The vision of extracting the full value from seismic data via full-wavefield inversion (FWI) has been around since the inception of the method in the early 1980’s. Over the past two decades, tremendous progress has been made in addressing FWI’s technical challenges and moving the technology closer to realizing its ultimate vision. Key hallmarks of this technology range from rapidly creating significantly improved velocity models for imaging purposes, to obtaining subsurface physical properties directly from seismic data. In geologically complex areas FWI can capture velocity variations at a scale useful for both imaging and property inversion, beyond what can be done with conventional methods. None of these advances would be possible without significant improvements and investment in computer hardware and algorithms.
This HL talk is a broad overview of FWI technology mostly aimed at non-experts, with the goal of discussing the impactful vision of FWI, its early challenges, advancements in methodologies to solve large scale ill-posed inverse problem with practical insights into integrating FWI with conventional approaches to extract maximum value. The Figure-1 below shows the differences and synergy between conventional seismic data processing and FWI. As expected, the reliability of the results is dependent on the input data, therefore acquisition details are an important consideration for successful application of FWI. Thus, FWI has been a key influence on the advancement of acquisition technology, in particular acquiring long offsets and low frequencies.
The issues associated with FWI are complex and rich. For this talk, I will mostly focus on acoustic physics in an attenuative and anisotropic setting. Addressing these pressing technical challenges requires ideas that are a mix of algorithm innovation, computational advancements, and problem-dependent workflows to move toward the goal of providing high-quality subsurface images at a resolution and scale that provides value to our business. Using examples from exploration and development settings, I will present the value FWI brings to the upstream decision-making process. I will end the talk with a discussion on the choice of physics. In a strongly elastic medium, acoustic physics can fall short in explaining the data and introduce errors in the results. In a future DL talk, I will expand on the elastic aspect of FWI and discuss the opportunity and associated challenges when higher level of physics is introduced.
Figure 1. Comparing Conventional Seismic Processing with Acoustic FWI. Color: Black – wave-fields active in the step for the workflow, grey- wave-fields that are attenuated or mitigated via processing and red- wave-fields challenging to explain using acoustic FWI.
Partha Routh obtained his Bachelor’s and Master’s in Geophysics from the Indian Institute of Technology (IIT), Kharagpur, India, and in 2000, his PhD from the University of British Columbia (UBC), Canada with the focus on inverse problems applied to electromagnetics and uncertainty analysis.
After a post-doc at the UBC-Geophysical Inversion Facility, he joined ConocoPhillips Upstream Technology where he conducted research on pre-stack seismic inversion and imaging and potential field applications. In 2002, he joined the geophysics faculty at Boise State University with a research focus in near-surface environmental geophysics and geothermal applications. He received tenure in 2006.

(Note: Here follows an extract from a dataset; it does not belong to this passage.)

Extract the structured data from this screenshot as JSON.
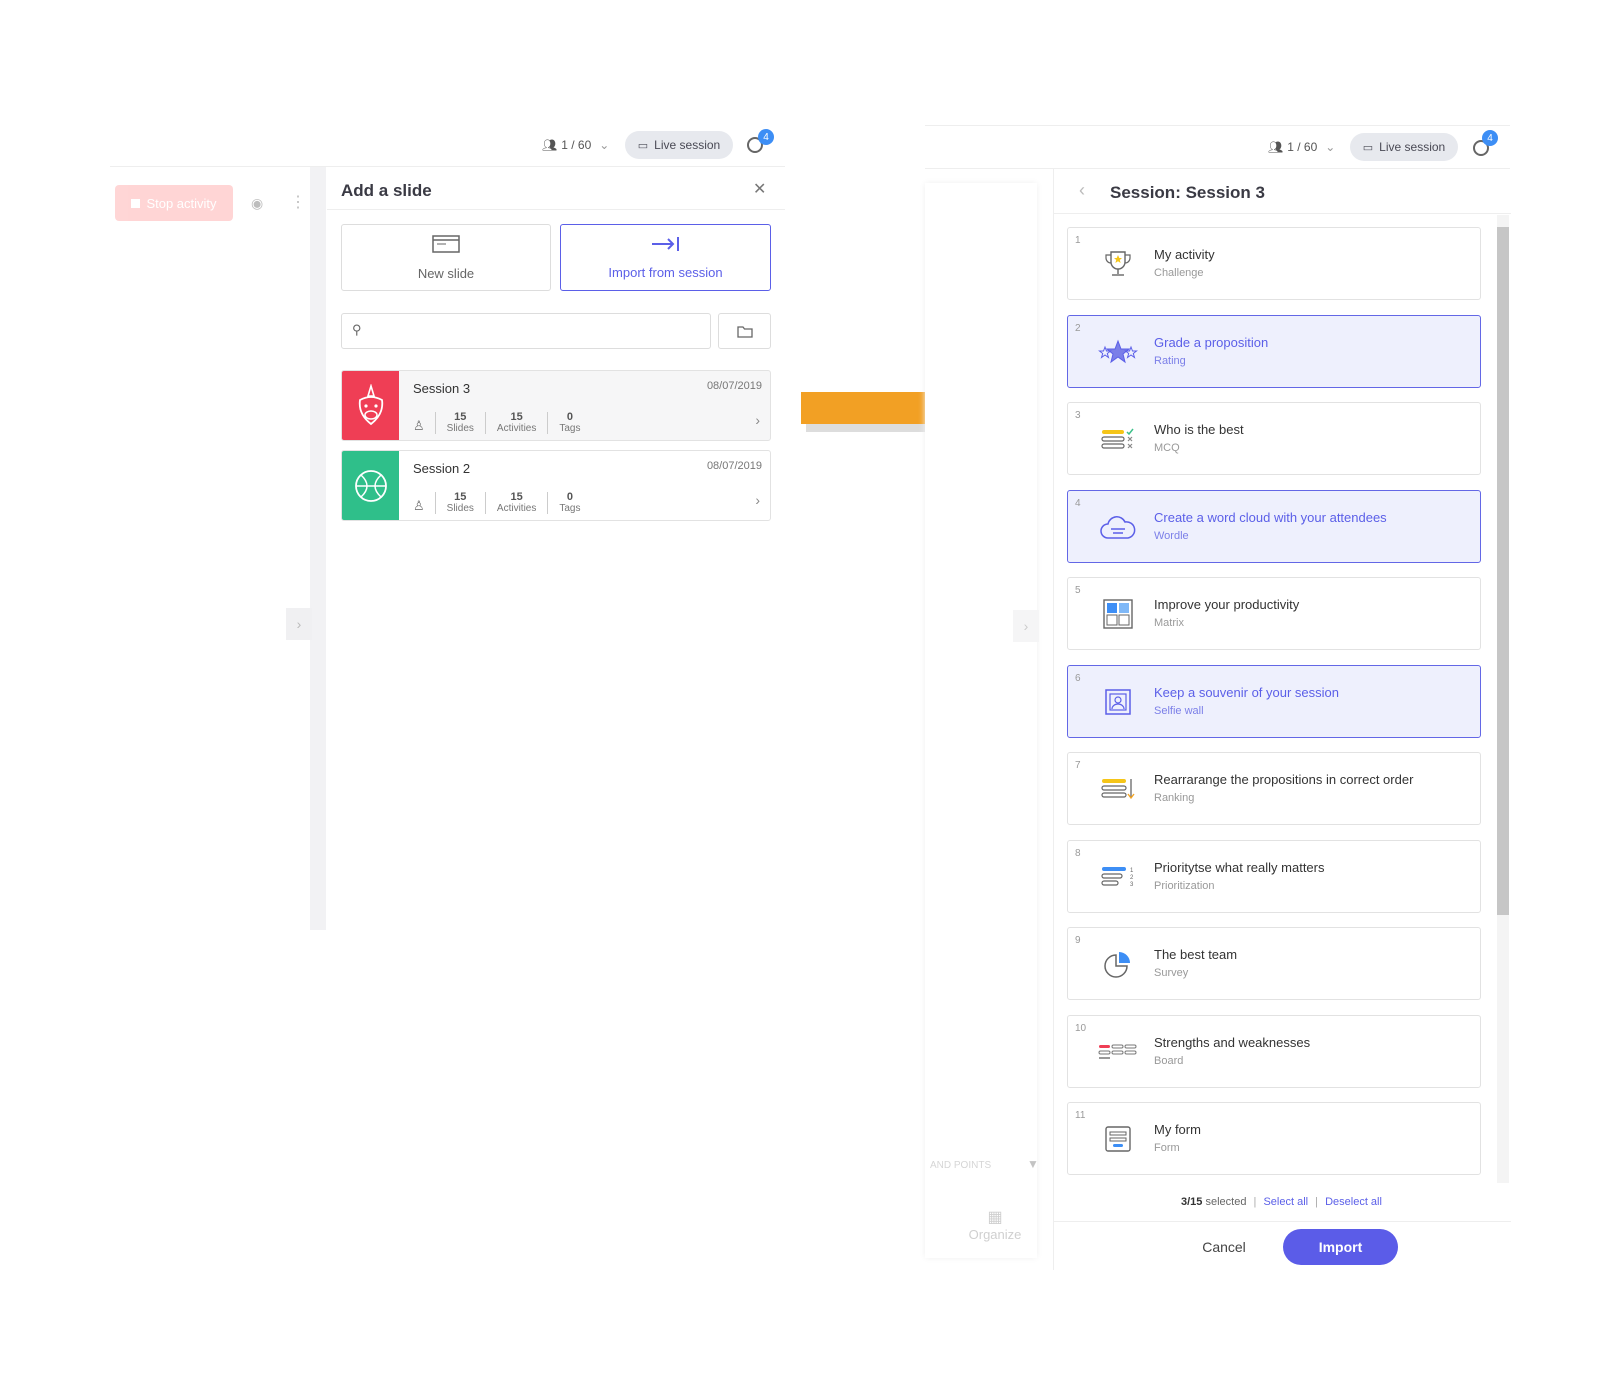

Doctor Routh has been with ExxonMobil for the past 13 years mostly involved with Full Waveform Inversion (FWI) research and applications through a variety of roles mostly in research and exploration. Over the years, he gained valuable experience applying FWI and imaging in various basins in the world. Currently, he is the Elastic FWI Technology Coordinator in ExxonMobil Technology Company. His primary interests are in area of inverse problems, and their application to seismic using wave equation as well time-lapse. He is active in FWI for imaging, reservoir characterization and monitoring. Partha has authored and co-authored more than fifty publications and fifteen patents. He is currently an Associate Editor of Geophysics and past-chair of SEG Research committee and past-president of SEG near surface society.
Check back soon for virtual schedule.